The Masters Golf Tournament is often thought of as strictly a Georgia tradition. Held in the holy land of golf, Augusta, GA. Held specifically at the immaculate Mt. Olympias of golf—the Augusta National Golf Club. Furthermore, the tournament and the course were founded by Geogrian legend Bobby Jones.

Despite the pile of Georgia peaches, the iconic garment of the whole horse and buggy is 100% Ohio—the Green Jacket—the armor, the sash, the crown awarded to the winner of the Masters golf meet. 52 champion golfers have been awarded the prestigious Green Jacket as trophy for winning the tournament. And all 52 jackets have, in secret, been exclusively created by Cincinnati’s Hamilton Tailoring.

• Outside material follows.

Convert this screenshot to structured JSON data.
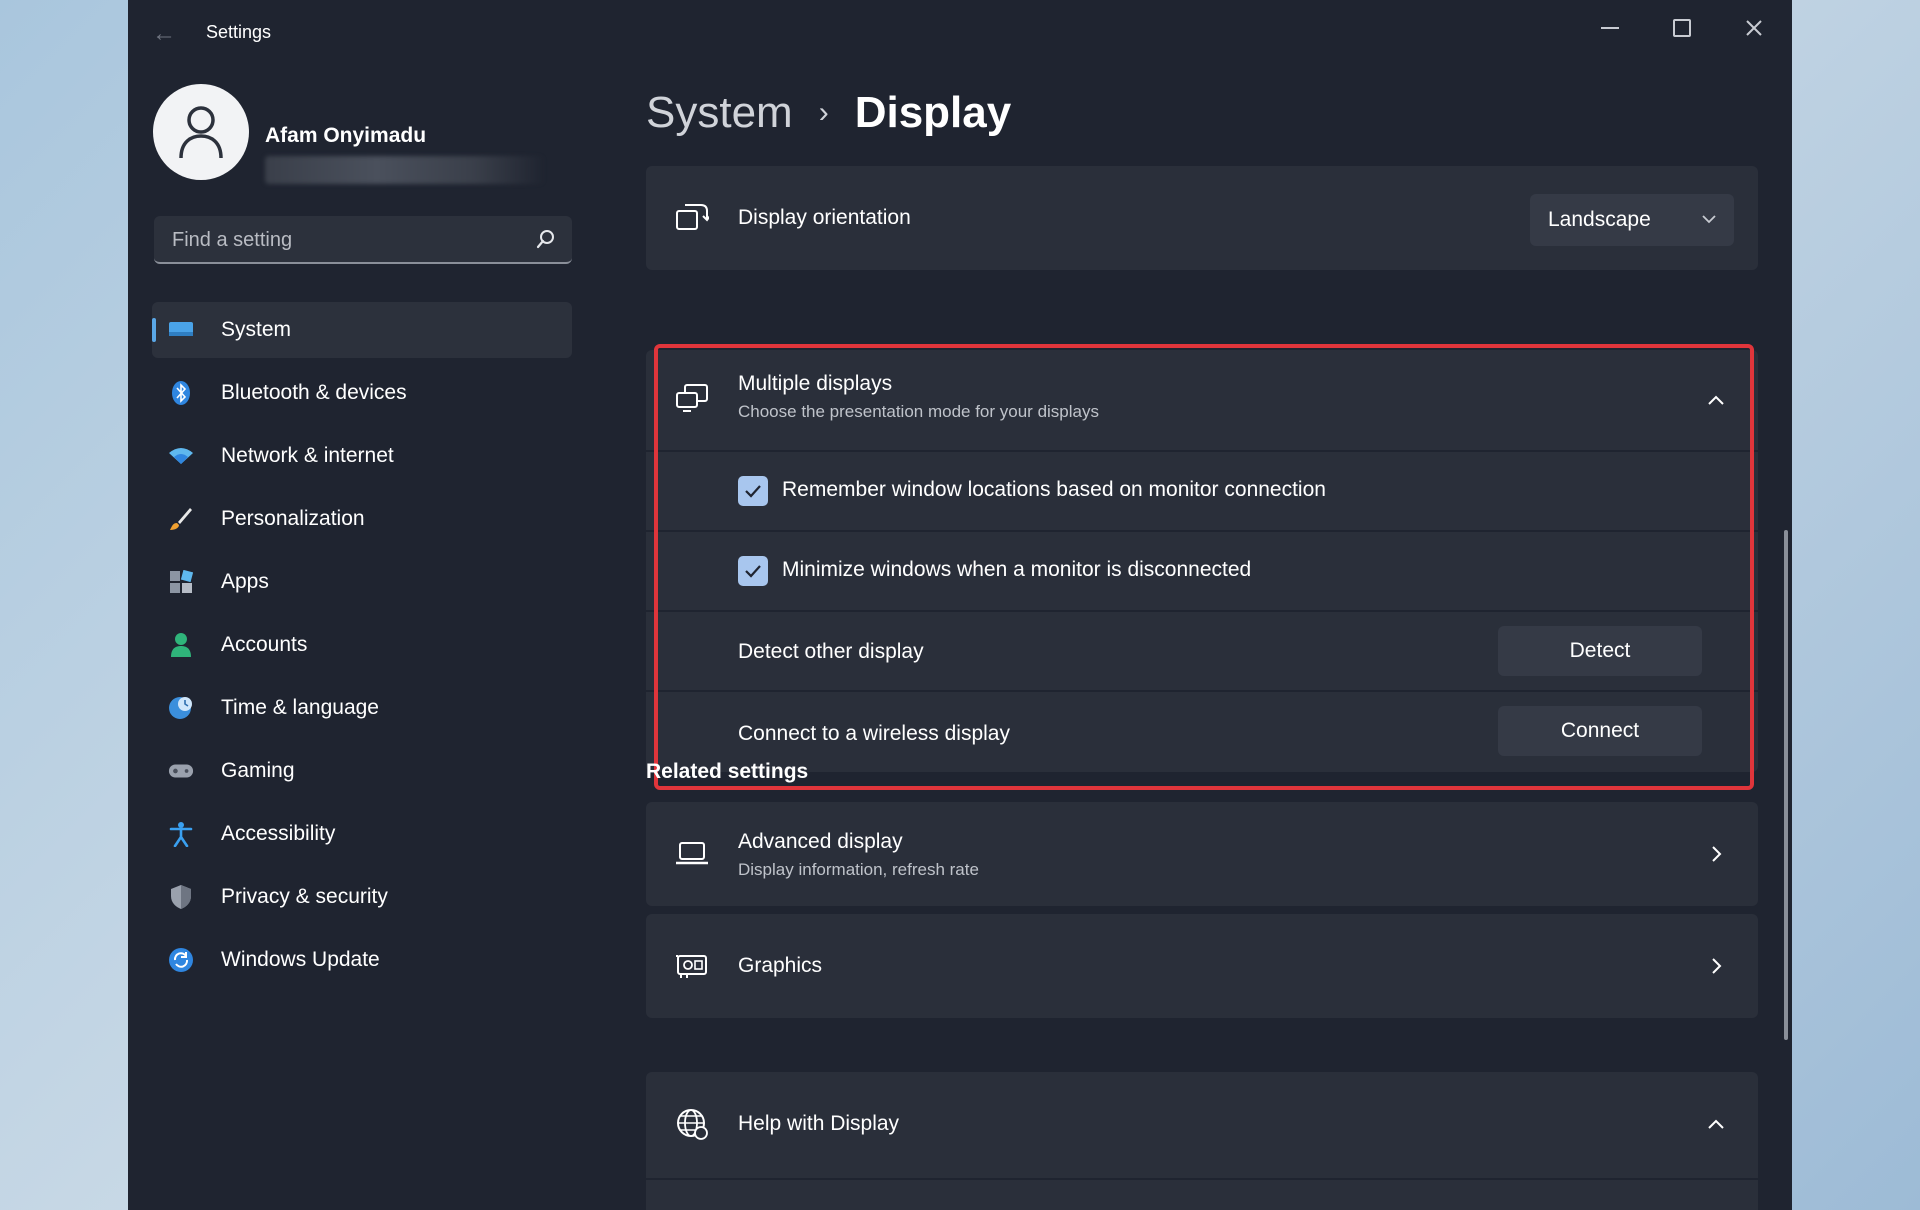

The ubiquitous jacket has rules attached to it not unlike the leather vests worn by outlaw bikers known as 1%ers—the 300 some club members were the Green Jacket for club functions and they are essentially never seen off Augusta Club grounds because they aren’t allowed off grounds. In fact, the honor to wear the forest green adornment off grounds is granted to only the Master’s Champion and the privilege is only for one year of public appearances. Then like the other 300 some jackets it must be returned and never leave club grounds. Whether this sounds more like the Skull and Bones Society or the Hell’s Angels, you decide.

The tradition of the Green Jacket is steadfastly guarded by the golf gurus, so much so that Hamilton Tailoring have chosen to be “off the gird”—they don’t even operate a website and they won’t tell you a thing about them.

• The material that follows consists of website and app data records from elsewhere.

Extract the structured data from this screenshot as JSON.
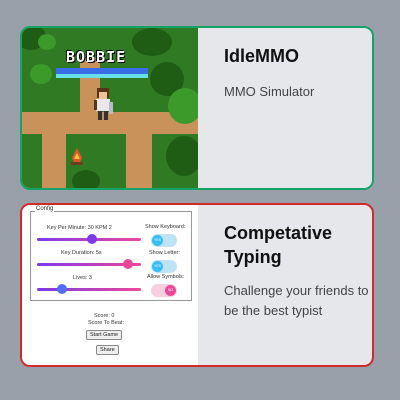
{
  "cards": [
    {
      "title": "IdleMMO",
      "description": "MMO Simulator",
      "border_color": "#16a36a",
      "thumbnail": {
        "player_name": "BOBBIE",
        "icons": [
          "bush-icon",
          "player-character-icon",
          "campfire-icon"
        ]
      }
    },
    {
      "title": "Competative Typing",
      "description": "Challenge your friends to be the best typist",
      "border_color": "#d02a2a",
      "thumbnail": {
        "config_legend": "Config",
        "key_per_minute_label": "Key Per Minute: 30 KPM 2",
        "key_duration_label": "Key Duration: 5s",
        "lives_label": "Lives: 3",
        "show_keyboard_label": "Show Keyboard:",
        "show_letter_label": "Show Letter:",
        "allow_symbols_label": "Allow Symbols:",
        "toggle_yes": "YES",
        "toggle_no": "NO",
        "score_label": "Score: 0",
        "score_to_beat_label": "Score To Beat:",
        "start_button": "Start Game",
        "share_button": "Share"
      }
    }
  ],
  "colors": {
    "background": "#9aa0aa",
    "card_background": "#e5e7eb",
    "slider_purple": "#7c3aed",
    "slider_pink": "#ec4899",
    "toggle_blue": "#38bdf8"
  }
}
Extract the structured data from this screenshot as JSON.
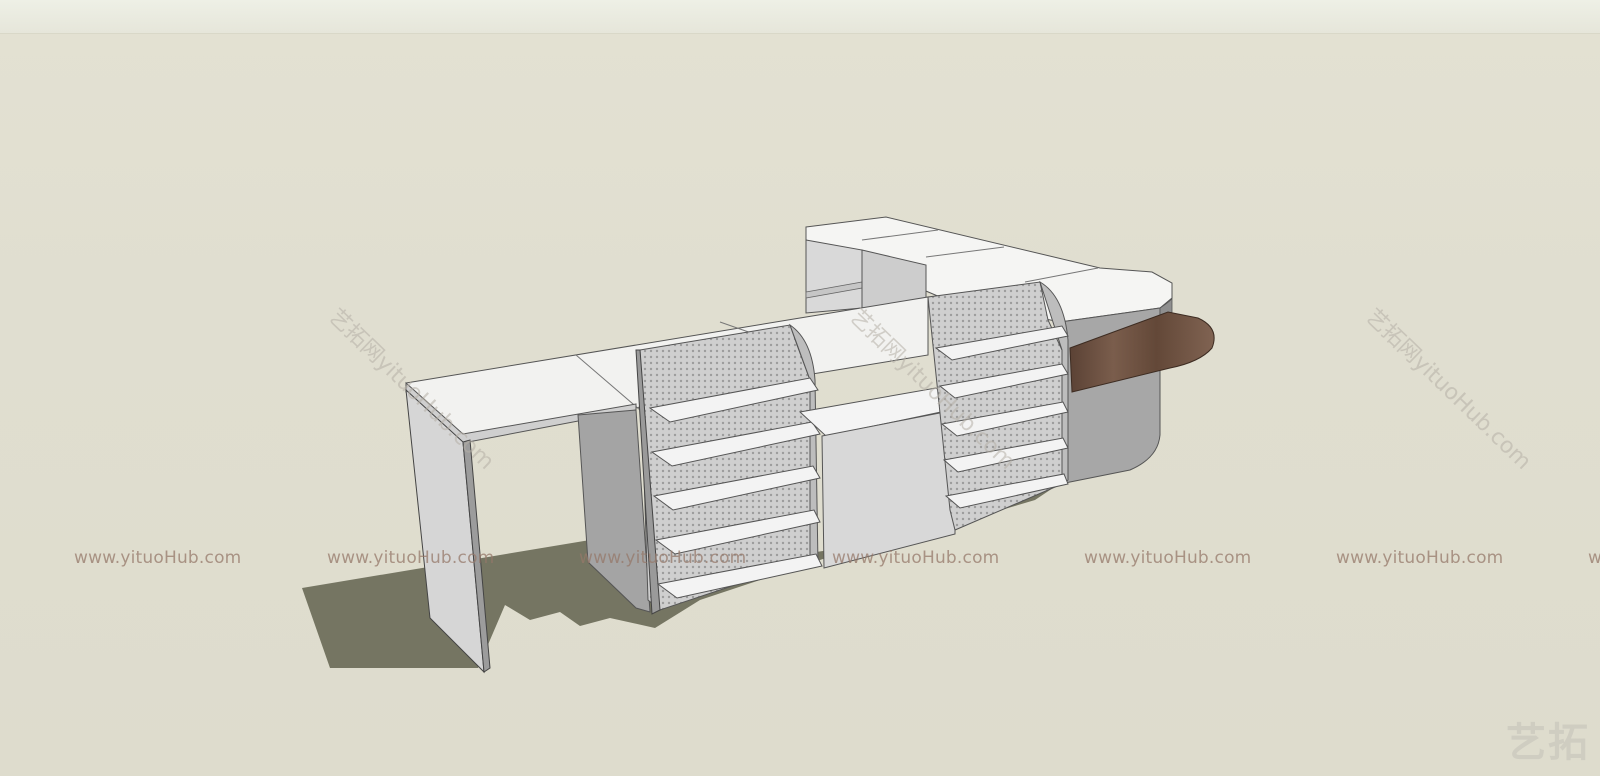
{
  "watermark": {
    "url_text": "www.yituoHub.com",
    "diagonal_text": "艺拓网yituoHub.com",
    "logo_text": "艺拓"
  },
  "scene": {
    "subject": "reception-counter-3d-model",
    "colors": {
      "background": "#e0ded0",
      "panel_white": "#f4f4f2",
      "panel_shade": "#c9c9c9",
      "panel_dark": "#a9a9a9",
      "shadow": "#747461",
      "wood": "#6f5444"
    }
  }
}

A few facts, however, are known. The jackets are made exclusively in the Hamilton Tailoring grounds in Avondale, on Cincinnati’s northeast side. Each jacket takes about a month to make and whispers say they cost about $250 dollars. The materials, supposedly, include 2.5 yards of tropical-weighted wool in Pantone 342 (Rye Green). Each jacket includes 3 brass buttons with the Augusta National logo and each includes the official Masters patch. Each jacket includes a name label, stitched on the inside, to indicate the owner.

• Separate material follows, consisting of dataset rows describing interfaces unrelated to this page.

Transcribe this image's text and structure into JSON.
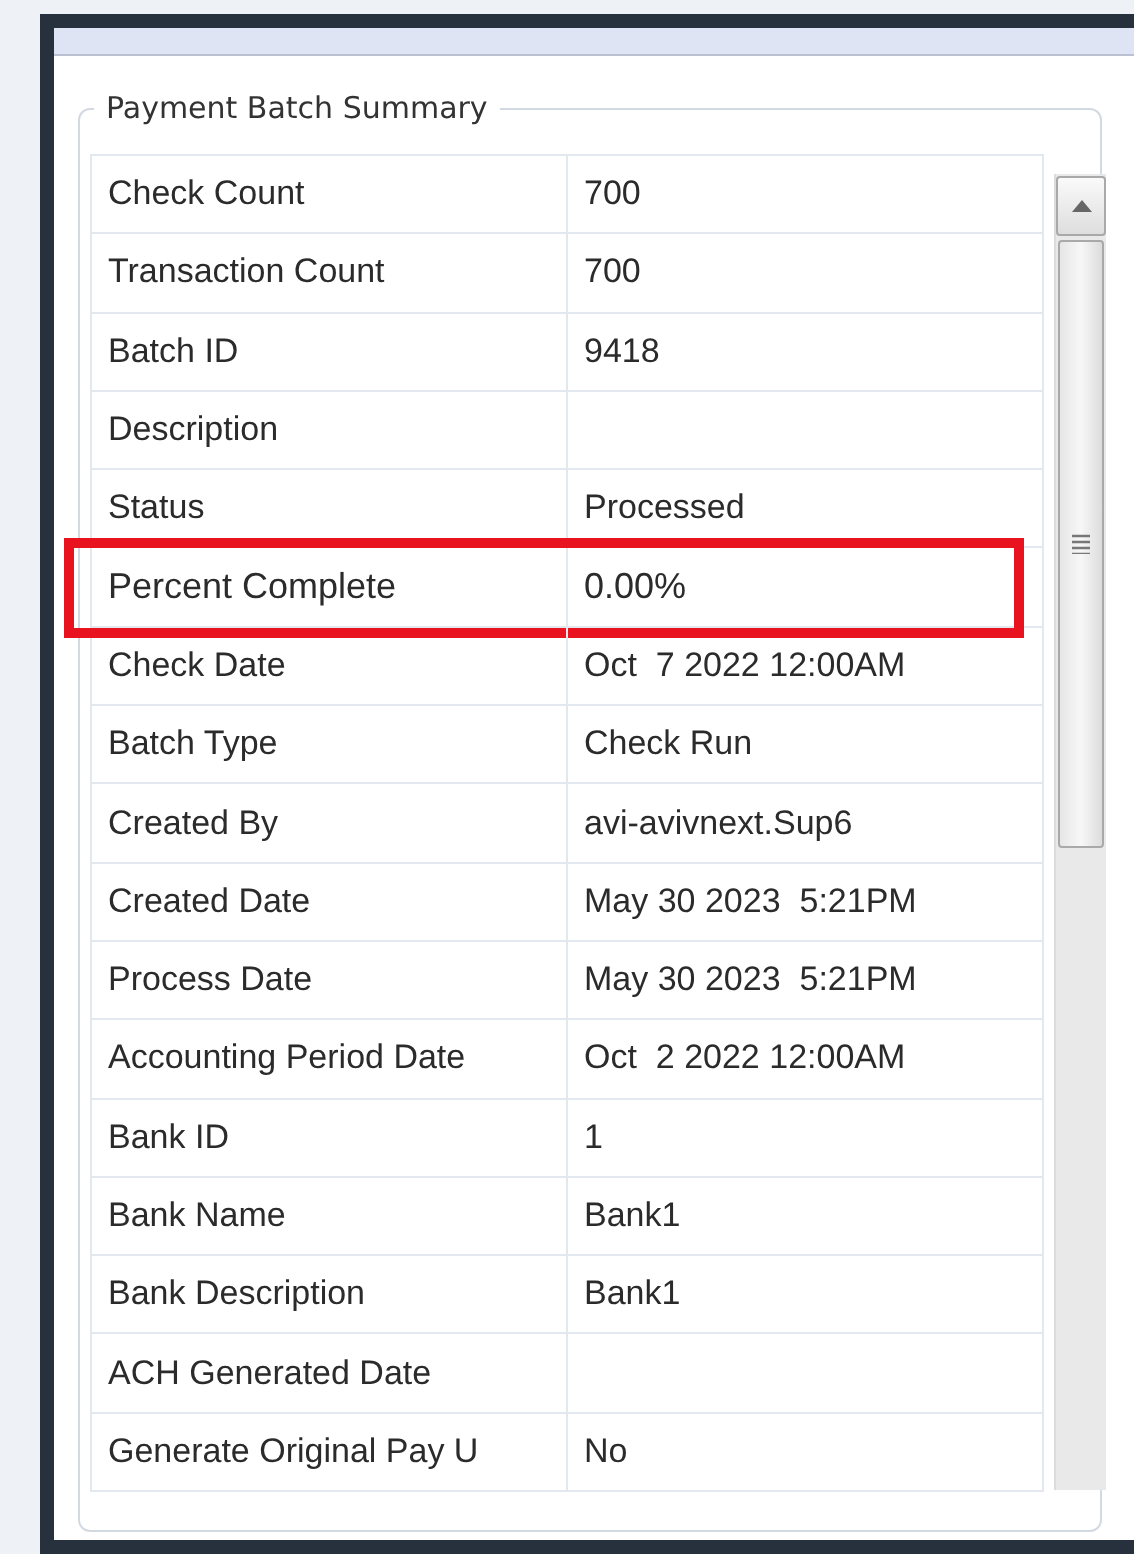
{
  "group": {
    "title": "Payment Batch Summary"
  },
  "rows": [
    {
      "label": "Check Count",
      "value": "700",
      "highlighted": false
    },
    {
      "label": "Transaction Count",
      "value": "700",
      "highlighted": false
    },
    {
      "label": "Batch ID",
      "value": "9418",
      "highlighted": false
    },
    {
      "label": "Description",
      "value": "",
      "highlighted": false
    },
    {
      "label": "Status",
      "value": "Processed",
      "highlighted": false
    },
    {
      "label": "Percent Complete",
      "value": "0.00%",
      "highlighted": true
    },
    {
      "label": "Check Date",
      "value": "Oct  7 2022 12:00AM",
      "highlighted": false
    },
    {
      "label": "Batch Type",
      "value": "Check Run",
      "highlighted": false
    },
    {
      "label": "Created By",
      "value": "avi-avivnext.Sup6",
      "highlighted": false
    },
    {
      "label": "Created Date",
      "value": "May 30 2023  5:21PM",
      "highlighted": false
    },
    {
      "label": "Process Date",
      "value": "May 30 2023  5:21PM",
      "highlighted": false
    },
    {
      "label": "Accounting Period Date",
      "value": "Oct  2 2022 12:00AM",
      "highlighted": false
    },
    {
      "label": "Bank ID",
      "value": "1",
      "highlighted": false
    },
    {
      "label": "Bank Name",
      "value": "Bank1",
      "highlighted": false
    },
    {
      "label": "Bank Description",
      "value": "Bank1",
      "highlighted": false
    },
    {
      "label": "ACH Generated Date",
      "value": "",
      "highlighted": false
    },
    {
      "label": "Generate Original Pay U",
      "value": "No",
      "highlighted": false
    }
  ]
}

Don’t put on your tinfoil hat quite yet, but these exclusive jackets are all Ohio and part of an elite group of athletes and their history.

Opal Ashcraft’s “Pal Book”

An Ohio Spring means so many things to so many different people, but one thing that means a lot to Ohioans whether veteran bird watchers or casual nature lovers is the returning of the sights and sounds of our bird populations. Across our great state a multitudinous variety of birds will be found celebrating, nesting and hatching as the warm weather graces our state. Others, however, just make a pit stop in there spring journey north.

“Ohio Memory” has in its archives a one of a kind item that chronicles one years’ worth of bird watching, it is known as “Pal Book” and was kept by Opal Ashcraft who lived in Mercer County. She kept the birding memoir for her birding pal, Arlene Keunkel in Knox County (hence the title “Pal Book”). The “Pal Book” dates from December to December 1949-50. It appears as black three-ring binder, but inside reveals itself to be a treasure box of love—love of birds and friendship. The pages contain not only journal entries, but color pencil drawings, photographic snap shots, news paper and various clippings, pressed flowers and even bird feathers.

Opal collects all of this to chronicle the birds she hears and sees in Fort Recovery, her rural home, in addition to what she observers in her travels to the surrounding communities.

Opal’s reporting on April rub-crowned kinglets, nuthatches, juncos, blue jays, red-winged blackbirds, starlings, herons, meadowlarks, field sparrows, and flickers—to name a few. Opal also writes often of a friend “Pete”. He is a woodpecker who made a home of a garden post in Opal’s yards and she writes fondly of his life and loves throughout the seasons.

The “Pal Book” chronicles with the same depth of devotion and love the stories of her farm, family the community and her friends. She speaks of books she is reading and makes beautiful observations and sketches of nature in general.